Dataset rows for apps and sites:
__________________________________________________
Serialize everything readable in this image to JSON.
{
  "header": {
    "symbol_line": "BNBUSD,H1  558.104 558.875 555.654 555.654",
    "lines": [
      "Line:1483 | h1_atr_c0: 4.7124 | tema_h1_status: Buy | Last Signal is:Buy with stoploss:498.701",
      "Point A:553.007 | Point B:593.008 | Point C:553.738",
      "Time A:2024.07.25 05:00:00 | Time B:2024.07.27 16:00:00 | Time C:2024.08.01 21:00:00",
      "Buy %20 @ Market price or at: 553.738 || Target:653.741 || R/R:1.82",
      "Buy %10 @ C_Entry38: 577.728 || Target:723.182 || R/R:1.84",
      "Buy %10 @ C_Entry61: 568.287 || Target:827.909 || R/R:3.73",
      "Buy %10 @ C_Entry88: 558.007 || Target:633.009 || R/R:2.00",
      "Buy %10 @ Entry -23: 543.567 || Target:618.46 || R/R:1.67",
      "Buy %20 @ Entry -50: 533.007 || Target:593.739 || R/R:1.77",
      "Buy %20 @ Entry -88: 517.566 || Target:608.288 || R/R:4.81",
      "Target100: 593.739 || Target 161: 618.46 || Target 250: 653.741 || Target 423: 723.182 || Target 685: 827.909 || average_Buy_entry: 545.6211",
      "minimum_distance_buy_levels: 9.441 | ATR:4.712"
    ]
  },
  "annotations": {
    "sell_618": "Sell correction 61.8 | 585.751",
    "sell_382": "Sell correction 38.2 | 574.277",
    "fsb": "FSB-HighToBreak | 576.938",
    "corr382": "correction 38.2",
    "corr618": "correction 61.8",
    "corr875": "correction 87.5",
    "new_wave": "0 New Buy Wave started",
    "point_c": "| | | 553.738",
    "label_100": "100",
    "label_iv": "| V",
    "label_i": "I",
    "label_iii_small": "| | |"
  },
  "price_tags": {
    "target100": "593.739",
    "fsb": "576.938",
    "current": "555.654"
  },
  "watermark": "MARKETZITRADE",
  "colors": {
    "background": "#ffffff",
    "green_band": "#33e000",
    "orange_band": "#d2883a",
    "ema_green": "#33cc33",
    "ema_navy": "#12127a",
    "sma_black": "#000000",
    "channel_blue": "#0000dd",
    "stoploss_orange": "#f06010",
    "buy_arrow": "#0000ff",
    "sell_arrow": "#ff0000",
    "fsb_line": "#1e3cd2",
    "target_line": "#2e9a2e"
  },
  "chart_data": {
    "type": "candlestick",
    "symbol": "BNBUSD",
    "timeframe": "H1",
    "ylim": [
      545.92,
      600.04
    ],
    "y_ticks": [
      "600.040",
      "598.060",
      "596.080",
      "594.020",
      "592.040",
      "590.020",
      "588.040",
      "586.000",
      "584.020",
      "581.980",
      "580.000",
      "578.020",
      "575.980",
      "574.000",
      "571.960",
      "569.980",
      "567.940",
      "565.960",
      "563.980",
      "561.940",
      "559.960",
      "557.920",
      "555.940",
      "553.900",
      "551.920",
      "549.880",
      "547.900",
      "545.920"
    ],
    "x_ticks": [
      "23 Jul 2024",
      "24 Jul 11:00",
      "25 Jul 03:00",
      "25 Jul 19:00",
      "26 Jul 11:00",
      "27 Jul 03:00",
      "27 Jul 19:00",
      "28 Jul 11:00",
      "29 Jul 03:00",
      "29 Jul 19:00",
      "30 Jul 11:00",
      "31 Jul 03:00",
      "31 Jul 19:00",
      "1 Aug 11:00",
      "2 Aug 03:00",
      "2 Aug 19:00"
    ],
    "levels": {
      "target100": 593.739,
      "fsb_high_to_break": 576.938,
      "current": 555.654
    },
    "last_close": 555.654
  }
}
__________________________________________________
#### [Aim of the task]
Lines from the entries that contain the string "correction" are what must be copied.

#### [Task result]
    "sell_618": "Sell correction 61.8 | 585.751",
    "sell_382": "Sell correction 38.2 | 574.277",
    "corr382": "correction 38.2",
    "corr618": "correction 61.8",
    "corr875": "correction 87.5",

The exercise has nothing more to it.